Data about app and page elements
== Segment start ==

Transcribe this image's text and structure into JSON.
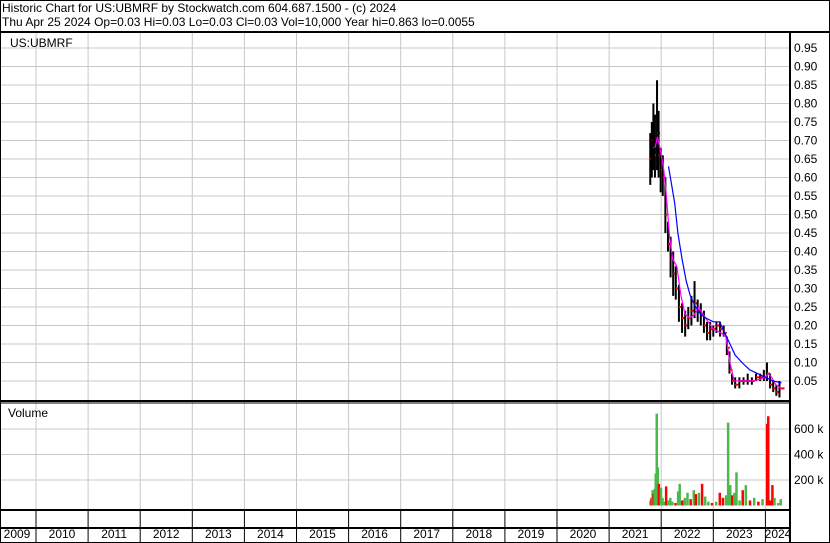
{
  "header": {
    "title": "Historic Chart for US:UBMRF by Stockwatch.com 604.687.1500 - (c) 2024",
    "quote": "Thu Apr 25 2024  Op=0.03  Hi=0.03  Lo=0.03  Cl=0.03  Vol=10,000  Year hi=0.863  lo=0.0055"
  },
  "colors": {
    "grid": "#c8c8c8",
    "bar": "#000000",
    "close": "#ff0000",
    "ma_short": "#ff00ff",
    "ma_long": "#0000ff",
    "vol_up": "#4cb84c",
    "vol_down": "#ff0000"
  },
  "chart_data": [
    {
      "type": "line",
      "title": "US:UBMRF",
      "ylim": [
        0,
        0.97
      ],
      "y_ticks": [
        "0.05",
        "0.10",
        "0.15",
        "0.20",
        "0.25",
        "0.30",
        "0.35",
        "0.40",
        "0.45",
        "0.50",
        "0.55",
        "0.60",
        "0.65",
        "0.70",
        "0.75",
        "0.80",
        "0.85",
        "0.90",
        "0.95"
      ],
      "x_ticks": [
        "2009",
        "2010",
        "2011",
        "2012",
        "2013",
        "2014",
        "2015",
        "2016",
        "2017",
        "2018",
        "2019",
        "2020",
        "2021",
        "2022",
        "2023",
        "2024"
      ],
      "grid": true,
      "price": [
        [
          2021.79,
          0.72,
          0.58,
          0.65
        ],
        [
          2021.82,
          0.75,
          0.6,
          0.7
        ],
        [
          2021.85,
          0.8,
          0.62,
          0.68
        ],
        [
          2021.88,
          0.77,
          0.6,
          0.66
        ],
        [
          2021.92,
          0.863,
          0.62,
          0.72
        ],
        [
          2021.95,
          0.78,
          0.6,
          0.66
        ],
        [
          2021.99,
          0.68,
          0.56,
          0.62
        ],
        [
          2022.03,
          0.66,
          0.55,
          0.6
        ],
        [
          2022.08,
          0.6,
          0.45,
          0.5
        ],
        [
          2022.13,
          0.48,
          0.4,
          0.42
        ],
        [
          2022.18,
          0.44,
          0.33,
          0.38
        ],
        [
          2022.23,
          0.4,
          0.28,
          0.34
        ],
        [
          2022.28,
          0.36,
          0.27,
          0.3
        ],
        [
          2022.34,
          0.31,
          0.21,
          0.25
        ],
        [
          2022.4,
          0.26,
          0.18,
          0.22
        ],
        [
          2022.46,
          0.24,
          0.17,
          0.2
        ],
        [
          2022.52,
          0.25,
          0.19,
          0.22
        ],
        [
          2022.58,
          0.28,
          0.2,
          0.24
        ],
        [
          2022.64,
          0.32,
          0.22,
          0.26
        ],
        [
          2022.7,
          0.27,
          0.21,
          0.24
        ],
        [
          2022.76,
          0.26,
          0.2,
          0.23
        ],
        [
          2022.82,
          0.24,
          0.18,
          0.2
        ],
        [
          2022.88,
          0.21,
          0.16,
          0.18
        ],
        [
          2022.94,
          0.21,
          0.16,
          0.19
        ],
        [
          2023.0,
          0.2,
          0.17,
          0.19
        ],
        [
          2023.06,
          0.21,
          0.18,
          0.2
        ],
        [
          2023.13,
          0.21,
          0.17,
          0.19
        ],
        [
          2023.2,
          0.2,
          0.17,
          0.18
        ],
        [
          2023.26,
          0.17,
          0.12,
          0.14
        ],
        [
          2023.31,
          0.13,
          0.07,
          0.08
        ],
        [
          2023.36,
          0.07,
          0.04,
          0.05
        ],
        [
          2023.42,
          0.06,
          0.03,
          0.04
        ],
        [
          2023.5,
          0.06,
          0.03,
          0.05
        ],
        [
          2023.58,
          0.06,
          0.04,
          0.05
        ],
        [
          2023.66,
          0.07,
          0.04,
          0.05
        ],
        [
          2023.74,
          0.06,
          0.04,
          0.05
        ],
        [
          2023.82,
          0.07,
          0.05,
          0.06
        ],
        [
          2023.9,
          0.07,
          0.05,
          0.06
        ],
        [
          2023.97,
          0.08,
          0.05,
          0.06
        ],
        [
          2024.03,
          0.1,
          0.05,
          0.07
        ],
        [
          2024.09,
          0.07,
          0.03,
          0.04
        ],
        [
          2024.15,
          0.05,
          0.02,
          0.03
        ],
        [
          2024.21,
          0.04,
          0.01,
          0.02
        ],
        [
          2024.27,
          0.05,
          0.0055,
          0.03
        ],
        [
          2024.31,
          0.03,
          0.03,
          0.03
        ]
      ],
      "ma_short": [
        [
          2021.88,
          0.68
        ],
        [
          2021.93,
          0.71
        ],
        [
          2021.99,
          0.67
        ],
        [
          2022.05,
          0.62
        ],
        [
          2022.1,
          0.55
        ],
        [
          2022.16,
          0.44
        ],
        [
          2022.22,
          0.38
        ],
        [
          2022.3,
          0.36
        ],
        [
          2022.38,
          0.28
        ],
        [
          2022.46,
          0.23
        ],
        [
          2022.55,
          0.22
        ],
        [
          2022.64,
          0.23
        ],
        [
          2022.72,
          0.25
        ],
        [
          2022.8,
          0.23
        ],
        [
          2022.9,
          0.21
        ],
        [
          2023.0,
          0.19
        ],
        [
          2023.15,
          0.18
        ],
        [
          2023.24,
          0.17
        ],
        [
          2023.32,
          0.1
        ],
        [
          2023.4,
          0.05
        ],
        [
          2023.55,
          0.05
        ],
        [
          2023.75,
          0.05
        ],
        [
          2023.9,
          0.055
        ],
        [
          2024.0,
          0.06
        ],
        [
          2024.06,
          0.07
        ],
        [
          2024.12,
          0.06
        ],
        [
          2024.2,
          0.04
        ],
        [
          2024.31,
          0.03
        ]
      ],
      "ma_long": [
        [
          2022.14,
          0.63
        ],
        [
          2022.2,
          0.58
        ],
        [
          2022.26,
          0.53
        ],
        [
          2022.32,
          0.45
        ],
        [
          2022.4,
          0.38
        ],
        [
          2022.48,
          0.32
        ],
        [
          2022.56,
          0.28
        ],
        [
          2022.66,
          0.25
        ],
        [
          2022.76,
          0.23
        ],
        [
          2022.86,
          0.22
        ],
        [
          2023.0,
          0.21
        ],
        [
          2023.12,
          0.21
        ],
        [
          2023.22,
          0.18
        ],
        [
          2023.32,
          0.15
        ],
        [
          2023.42,
          0.12
        ],
        [
          2023.55,
          0.1
        ],
        [
          2023.7,
          0.08
        ],
        [
          2023.85,
          0.07
        ],
        [
          2024.0,
          0.06
        ],
        [
          2024.15,
          0.05
        ],
        [
          2024.31,
          0.045
        ]
      ]
    },
    {
      "type": "bar",
      "title": "Volume",
      "ylim": [
        0,
        800000
      ],
      "y_ticks": [
        "200 k",
        "400 k",
        "600 k"
      ],
      "bars": [
        [
          2021.79,
          40000,
          "up"
        ],
        [
          2021.81,
          60000,
          "down"
        ],
        [
          2021.83,
          120000,
          "up"
        ],
        [
          2021.85,
          90000,
          "down"
        ],
        [
          2021.87,
          130000,
          "up"
        ],
        [
          2021.89,
          250000,
          "up"
        ],
        [
          2021.91,
          720000,
          "up"
        ],
        [
          2021.93,
          300000,
          "up"
        ],
        [
          2021.95,
          170000,
          "down"
        ],
        [
          2021.97,
          120000,
          "down"
        ],
        [
          2021.99,
          140000,
          "up"
        ],
        [
          2022.02,
          60000,
          "up"
        ],
        [
          2022.06,
          30000,
          "up"
        ],
        [
          2022.09,
          150000,
          "down"
        ],
        [
          2022.13,
          40000,
          "up"
        ],
        [
          2022.17,
          60000,
          "up"
        ],
        [
          2022.21,
          30000,
          "up"
        ],
        [
          2022.27,
          20000,
          "down"
        ],
        [
          2022.32,
          110000,
          "up"
        ],
        [
          2022.35,
          170000,
          "up"
        ],
        [
          2022.4,
          40000,
          "down"
        ],
        [
          2022.45,
          60000,
          "up"
        ],
        [
          2022.5,
          100000,
          "up"
        ],
        [
          2022.56,
          50000,
          "down"
        ],
        [
          2022.62,
          120000,
          "up"
        ],
        [
          2022.66,
          90000,
          "down"
        ],
        [
          2022.72,
          100000,
          "up"
        ],
        [
          2022.78,
          170000,
          "down"
        ],
        [
          2022.84,
          70000,
          "up"
        ],
        [
          2022.9,
          30000,
          "up"
        ],
        [
          2022.97,
          20000,
          "down"
        ],
        [
          2023.05,
          30000,
          "up"
        ],
        [
          2023.12,
          100000,
          "down"
        ],
        [
          2023.18,
          60000,
          "down"
        ],
        [
          2023.24,
          80000,
          "up"
        ],
        [
          2023.28,
          650000,
          "up"
        ],
        [
          2023.32,
          160000,
          "up"
        ],
        [
          2023.36,
          80000,
          "down"
        ],
        [
          2023.4,
          100000,
          "up"
        ],
        [
          2023.44,
          260000,
          "up"
        ],
        [
          2023.5,
          40000,
          "up"
        ],
        [
          2023.56,
          120000,
          "down"
        ],
        [
          2023.62,
          160000,
          "up"
        ],
        [
          2023.7,
          40000,
          "down"
        ],
        [
          2023.78,
          60000,
          "up"
        ],
        [
          2023.86,
          30000,
          "down"
        ],
        [
          2023.94,
          50000,
          "up"
        ],
        [
          2024.03,
          640000,
          "down"
        ],
        [
          2024.05,
          700000,
          "down"
        ],
        [
          2024.09,
          40000,
          "down"
        ],
        [
          2024.13,
          160000,
          "down"
        ],
        [
          2024.17,
          60000,
          "up"
        ],
        [
          2024.24,
          20000,
          "up"
        ],
        [
          2024.29,
          50000,
          "up"
        ]
      ]
    }
  ]
}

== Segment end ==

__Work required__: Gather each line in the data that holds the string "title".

__Result of the task__:
    "title": "Historic Chart for US:UBMRF by Stockwatch.com 604.687.1500 - (c) 2024",
      "title": "US:UBMRF",
      "title": "Volume",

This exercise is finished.